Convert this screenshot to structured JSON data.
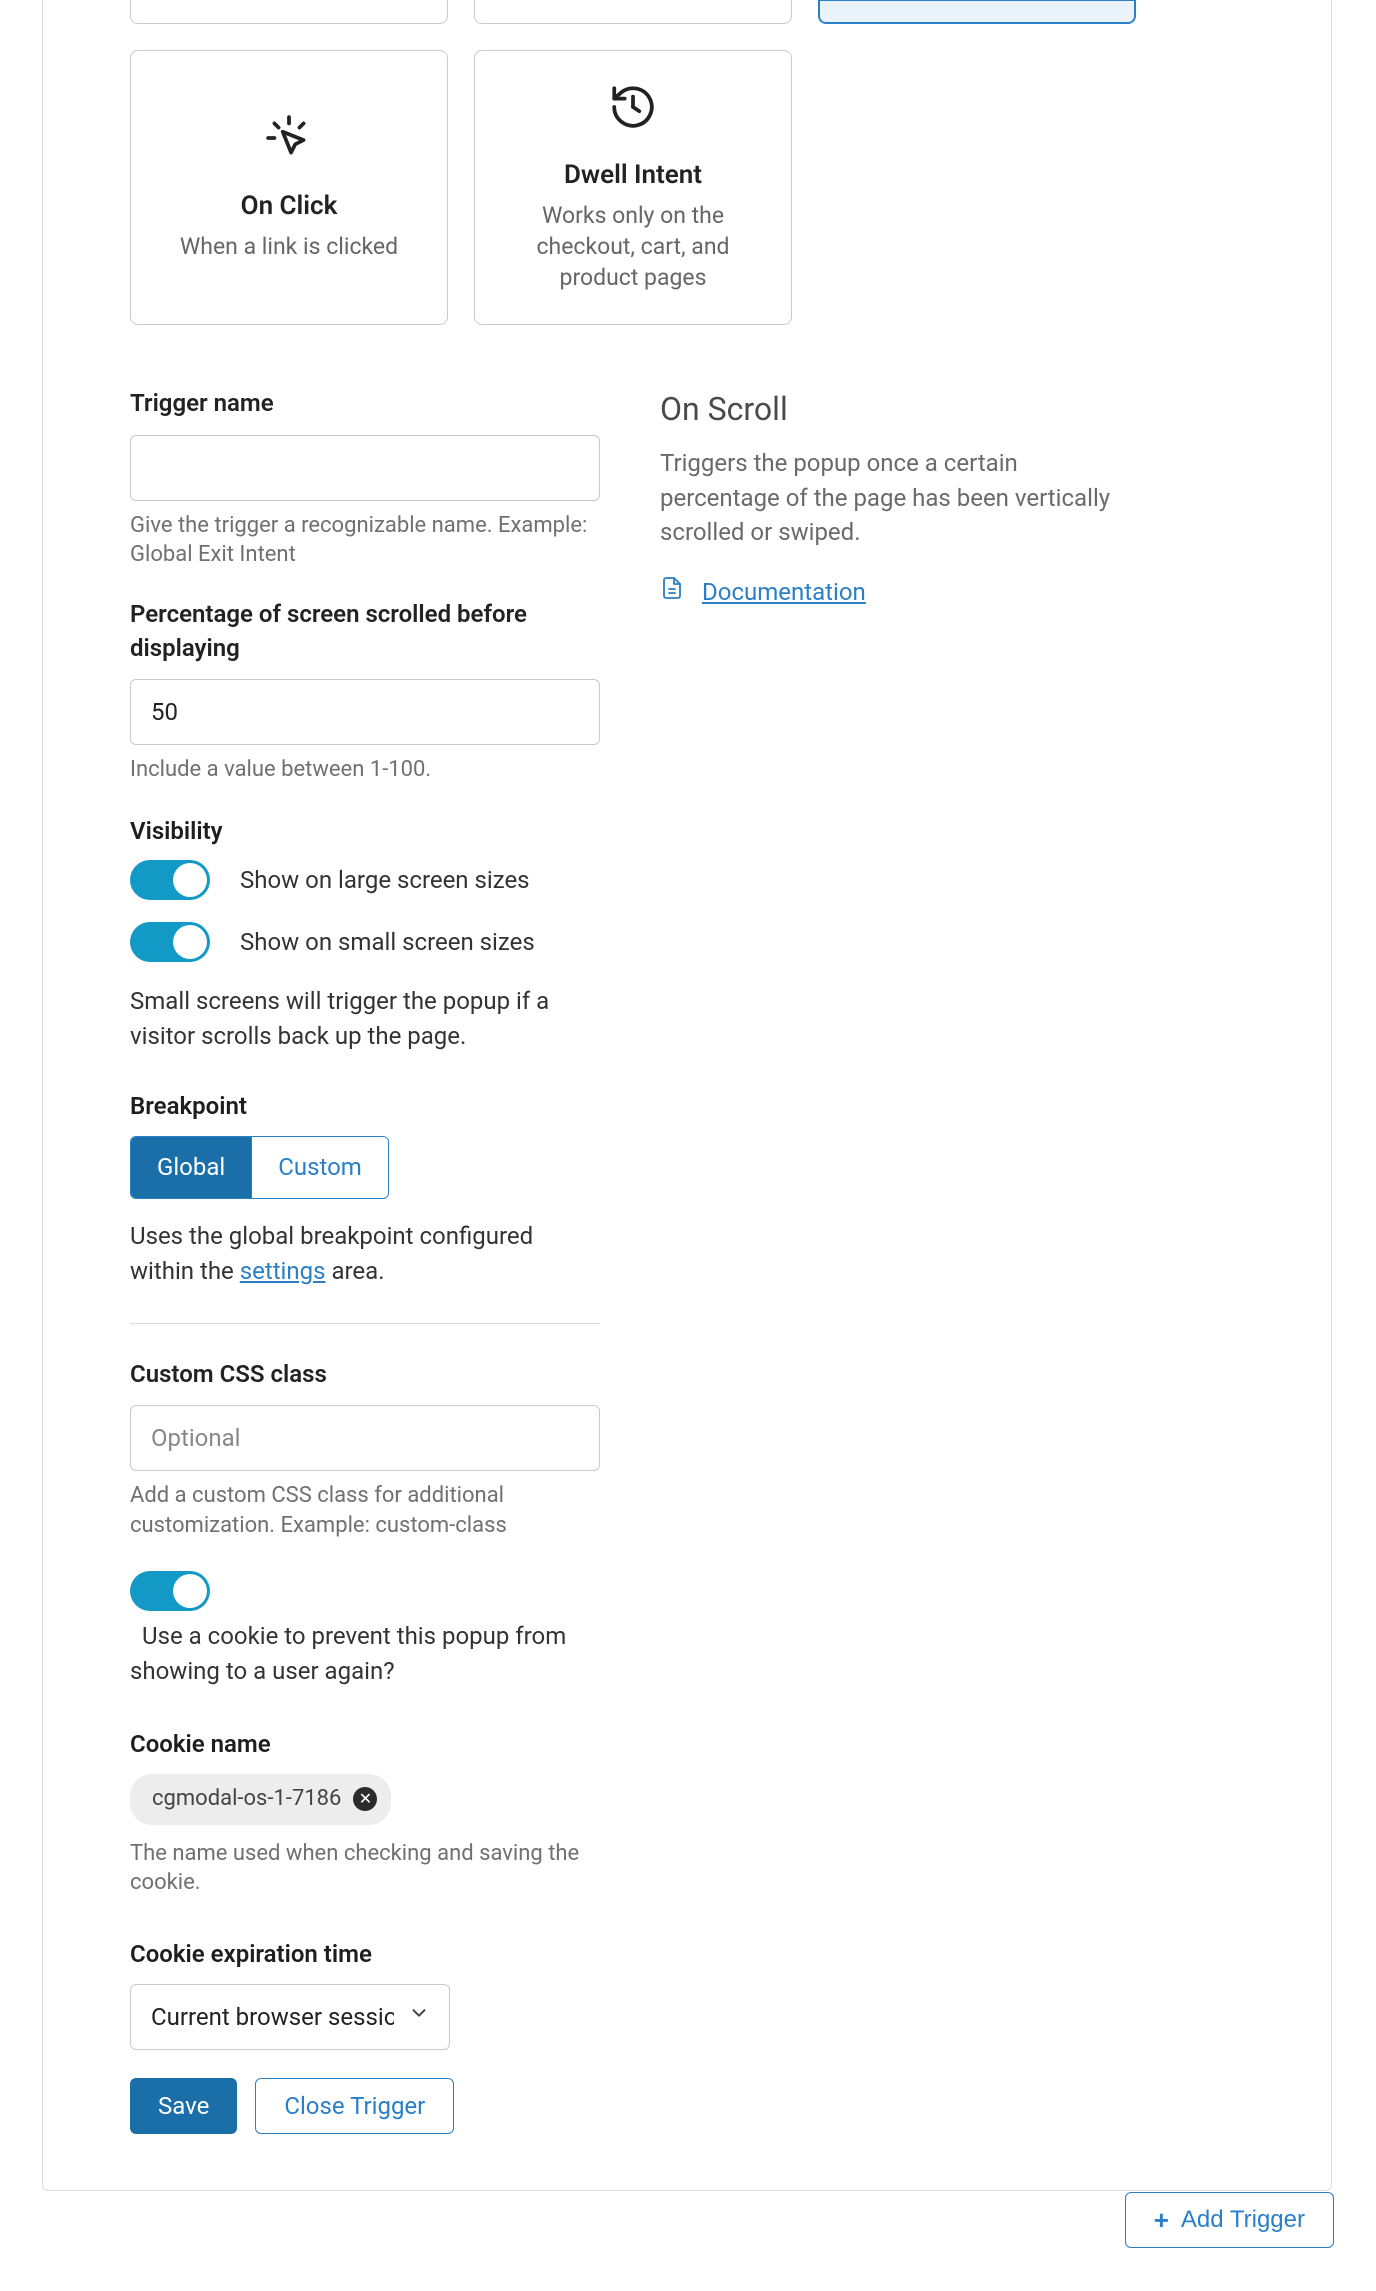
{
  "cards": {
    "on_click": {
      "title": "On Click",
      "desc": "When a link is clicked"
    },
    "dwell": {
      "title": "Dwell Intent",
      "desc": "Works only on the checkout, cart, and product pages"
    }
  },
  "form": {
    "trigger_name_label": "Trigger name",
    "trigger_name_value": "",
    "trigger_name_helper": "Give the trigger a recognizable name. Example: Global Exit Intent",
    "percent_label": "Percentage of screen scrolled before displaying",
    "percent_value": "50",
    "percent_helper": "Include a value between 1-100.",
    "visibility_label": "Visibility",
    "vis_large": "Show on large screen sizes",
    "vis_small": "Show on small screen sizes",
    "vis_note": "Small screens will trigger the popup if a visitor scrolls back up the page.",
    "breakpoint_label": "Breakpoint",
    "bp_global": "Global",
    "bp_custom": "Custom",
    "bp_desc_pre": "Uses the global breakpoint configured within the ",
    "bp_link": "settings",
    "bp_desc_post": " area.",
    "css_label": "Custom CSS class",
    "css_placeholder": "Optional",
    "css_helper": "Add a custom CSS class for additional customization. Example: custom-class",
    "cookie_toggle_label": "Use a cookie to prevent this popup from showing to a user again?",
    "cookie_name_label": "Cookie name",
    "cookie_name_value": "cgmodal-os-1-7186",
    "cookie_name_helper": "The name used when checking and saving the cookie.",
    "cookie_exp_label": "Cookie expiration time",
    "cookie_exp_value": "Current browser session",
    "save": "Save",
    "close": "Close Trigger"
  },
  "info": {
    "title": "On Scroll",
    "desc": "Triggers the popup once a certain percentage of the page has been vertically scrolled or swiped.",
    "doc": "Documentation"
  },
  "footer": {
    "add": "Add Trigger"
  }
}
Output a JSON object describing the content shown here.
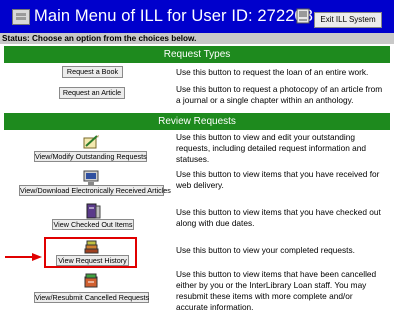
{
  "header": {
    "title": "Main Menu of ILL for User ID: 272203",
    "exit_label": "Exit ILL System",
    "bg_color": "#0000cc"
  },
  "status": {
    "text": "Status: Choose an option from the choices below."
  },
  "request_types": {
    "heading": "Request Types",
    "items": [
      {
        "button": "Request a Book",
        "description": "Use this button to request the loan of an entire work."
      },
      {
        "button": "Request an Article",
        "description": "Use this button to request a photocopy of an article from a journal or a single chapter within an anthology."
      }
    ]
  },
  "review_requests": {
    "heading": "Review Requests",
    "items": [
      {
        "button": "View/Modify Outstanding Requests",
        "icon": "pencil-document-icon",
        "description": "Use this button to view and edit your outstanding requests, including detailed request information and statuses."
      },
      {
        "button": "View/Download Electronically Received Articles",
        "icon": "computer-monitor-icon",
        "description": "Use this button to view items that you have received for web delivery."
      },
      {
        "button": "View Checked Out Items",
        "icon": "book-checkout-icon",
        "description": "Use this button to view items that you have checked out along with due dates."
      },
      {
        "button": "View Request History",
        "icon": "book-stack-icon",
        "description": "Use this button to view your completed requests."
      },
      {
        "button": "View/Resubmit Cancelled Requests",
        "icon": "resubmit-icon",
        "description": "Use this button to view items that have been cancelled either by you or the InterLibrary Loan staff. You may resubmit these items with more complete and/or accurate information."
      }
    ]
  },
  "colors": {
    "section_green": "#1e8a1e",
    "highlight_red": "#e00000",
    "status_gray": "#c8c8c8"
  }
}
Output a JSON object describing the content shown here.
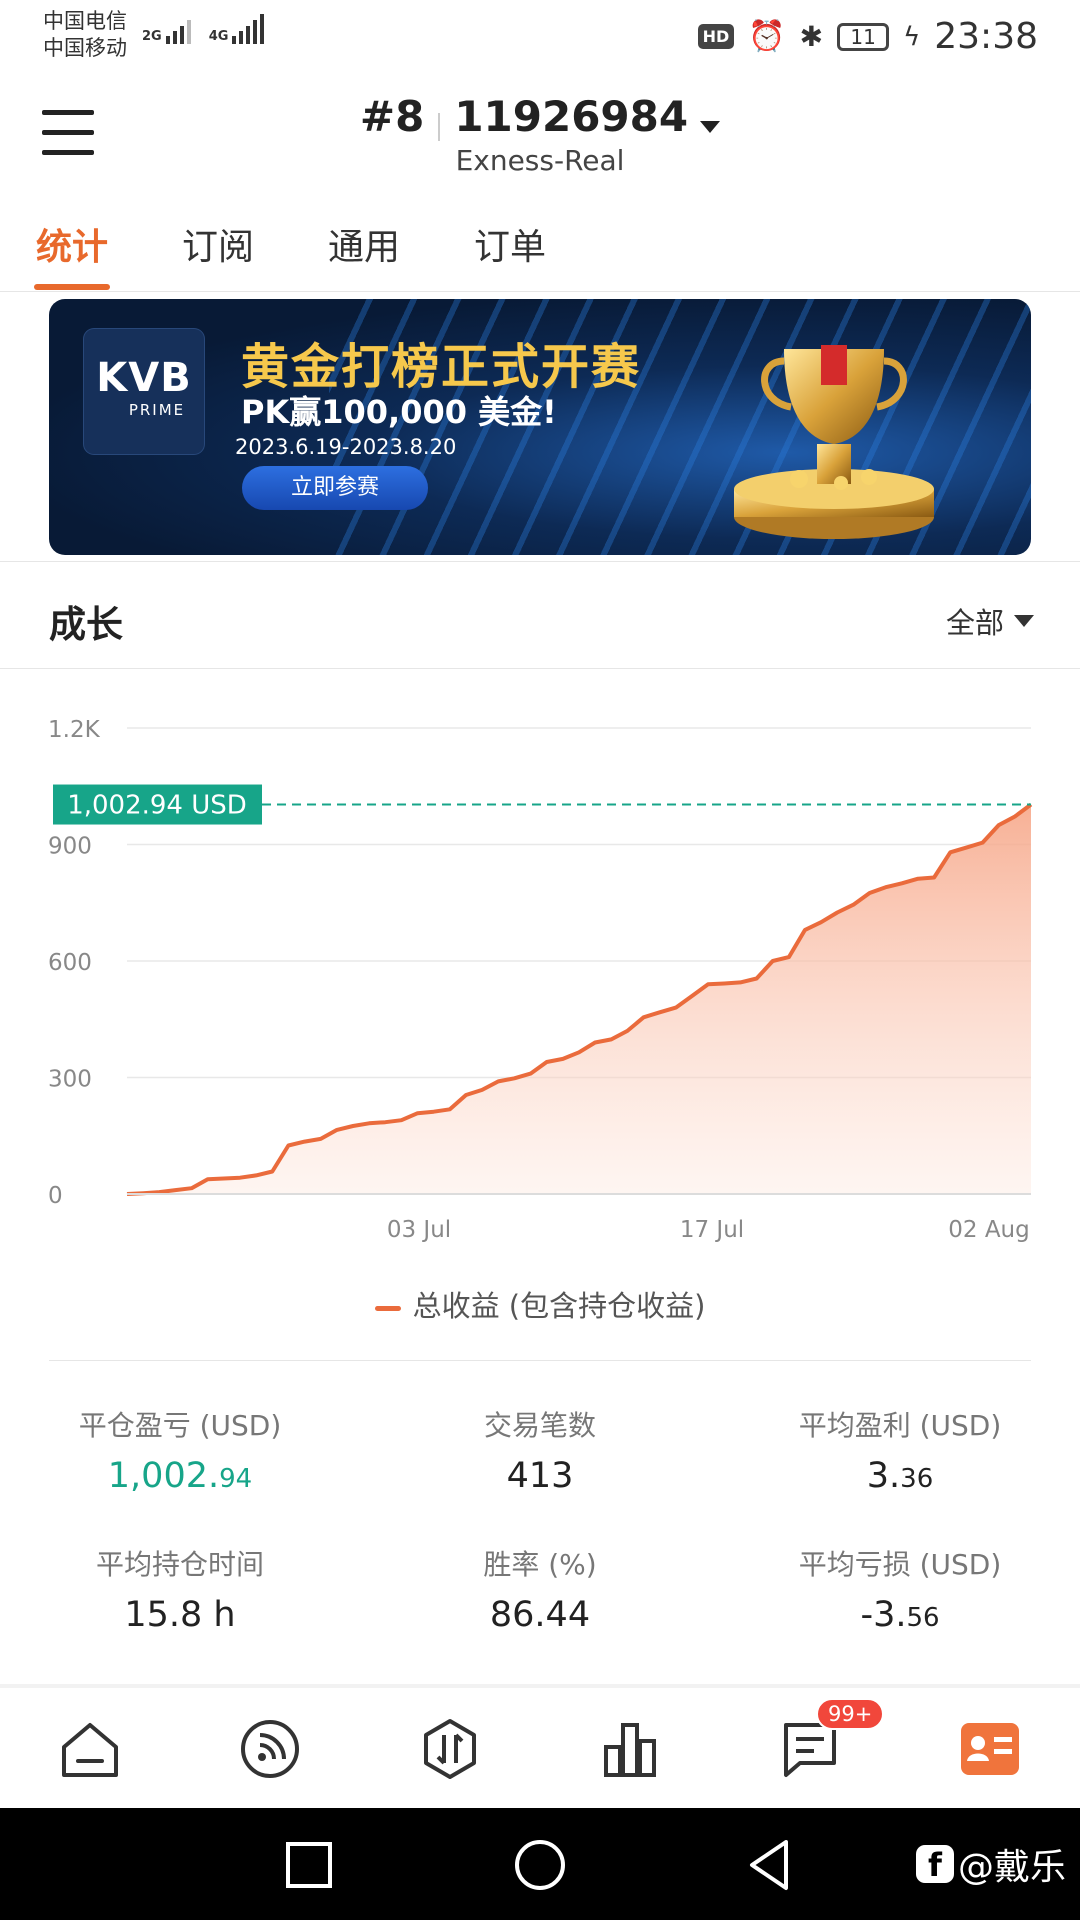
{
  "status_bar": {
    "carrier1": "中国电信",
    "carrier2": "中国移动",
    "net1": "2G",
    "net2": "4G",
    "hd": "HD",
    "battery": "11",
    "time": "23:38"
  },
  "header": {
    "rank": "#8",
    "account": "11926984",
    "server": "Exness-Real"
  },
  "tabs": [
    "统计",
    "订阅",
    "通用",
    "订单"
  ],
  "banner": {
    "logo_big": "KVB",
    "logo_small": "PRIME",
    "title": "黄金打榜正式开赛",
    "subtitle": "PK赢100,000 美金!",
    "dates": "2023.6.19-2023.8.20",
    "cta": "立即参赛"
  },
  "growth": {
    "title": "成长",
    "range": "全部"
  },
  "chart_data": {
    "type": "area",
    "x_ticks": [
      "03 Jul",
      "17 Jul",
      "02 Aug"
    ],
    "y_ticks": [
      "0",
      "300",
      "600",
      "900",
      "1.2K"
    ],
    "ylim": [
      0,
      1200
    ],
    "marker_label": "1,002.94 USD",
    "marker_value": 1002.94,
    "series": [
      {
        "name": "总收益 (包含持仓收益)",
        "color": "#ea6b3c",
        "values": [
          0,
          2,
          5,
          10,
          15,
          38,
          40,
          42,
          48,
          58,
          125,
          135,
          142,
          165,
          175,
          182,
          185,
          190,
          208,
          212,
          218,
          255,
          268,
          290,
          298,
          310,
          340,
          348,
          365,
          390,
          398,
          420,
          455,
          468,
          480,
          510,
          540,
          542,
          545,
          555,
          600,
          610,
          680,
          700,
          725,
          745,
          775,
          790,
          800,
          812,
          815,
          880,
          892,
          905,
          950,
          972,
          1002.94
        ]
      }
    ]
  },
  "stats": [
    {
      "label": "平仓盈亏 (USD)",
      "main": "1,002.",
      "dec": "94",
      "green": true
    },
    {
      "label": "交易笔数",
      "main": "413",
      "dec": "",
      "green": false
    },
    {
      "label": "平均盈利 (USD)",
      "main": "3.",
      "dec": "36",
      "green": false
    },
    {
      "label": "平均持仓时间",
      "main": "15.8 h",
      "dec": "",
      "green": false
    },
    {
      "label": "胜率 (%)",
      "main": "86.44",
      "dec": "",
      "green": false
    },
    {
      "label": "平均亏损 (USD)",
      "main": "-3.",
      "dec": "56",
      "green": false
    }
  ],
  "nav": {
    "badge": "99+",
    "accent": "#f0743c"
  },
  "watermark": "@戴乐"
}
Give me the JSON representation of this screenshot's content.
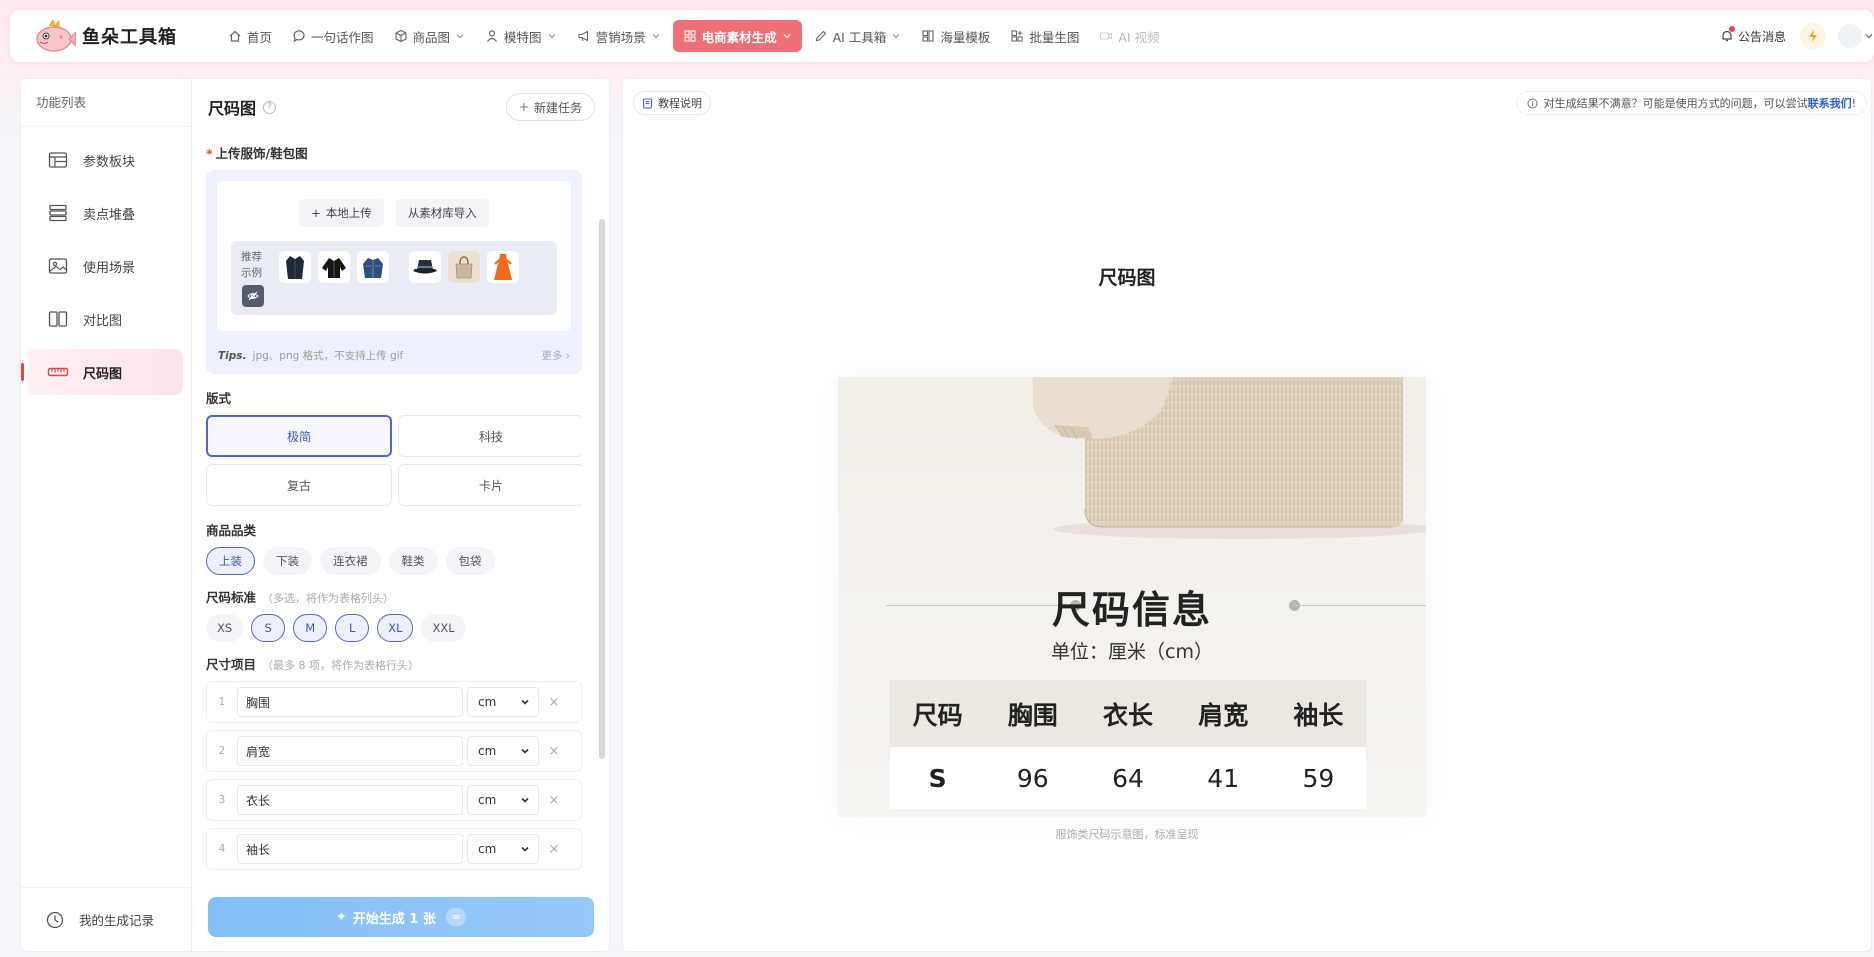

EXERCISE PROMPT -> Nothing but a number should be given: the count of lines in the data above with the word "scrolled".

SOLUTION -> 2